:: Brief ::
Quote every line below exactly as it reads.

:: Records provided ::
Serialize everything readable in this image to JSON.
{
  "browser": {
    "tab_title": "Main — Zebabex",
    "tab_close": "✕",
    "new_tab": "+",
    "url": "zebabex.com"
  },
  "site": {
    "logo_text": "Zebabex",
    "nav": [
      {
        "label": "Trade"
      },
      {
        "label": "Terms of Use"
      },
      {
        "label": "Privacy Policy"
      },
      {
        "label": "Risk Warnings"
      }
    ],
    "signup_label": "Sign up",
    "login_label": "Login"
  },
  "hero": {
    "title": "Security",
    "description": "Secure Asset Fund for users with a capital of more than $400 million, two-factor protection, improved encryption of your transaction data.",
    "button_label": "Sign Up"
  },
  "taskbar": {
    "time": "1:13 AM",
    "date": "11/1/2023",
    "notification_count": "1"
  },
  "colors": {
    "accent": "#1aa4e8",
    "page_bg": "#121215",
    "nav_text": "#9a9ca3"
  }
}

:: Completed task ::
Serialize everything readable in this image to JSON.
{
  "browser": {
    "tab_title": "Main — Zebabex",
    "tab_close": "✕",
    "new_tab": "+",
    "url": "zebabex.com"
  },
  "site": {
    "logo_text": "Zebabex",
    "nav": [
      {
        "label": "Trade"
      },
      {
        "label": "Terms of Use"
      },
      {
        "label": "Privacy Policy"
      },
      {
        "label": "Risk Warnings"
      }
    ],
    "signup_label": "Sign up",
    "login_label": "Login"
  },
  "hero": {
    "title": "Security",
    "description": "Secure Asset Fund for users with a capital of more than $400 million, two-factor protection, improved encryption of your transaction data.",
    "button_label": "Sign Up"
  },
  "taskbar": {
    "time": "1:13 AM",
    "date": "11/1/2023",
    "notification_count": "1"
  },
  "colors": {
    "accent": "#1aa4e8",
    "page_bg": "#121215",
    "nav_text": "#9a9ca3"
  }
}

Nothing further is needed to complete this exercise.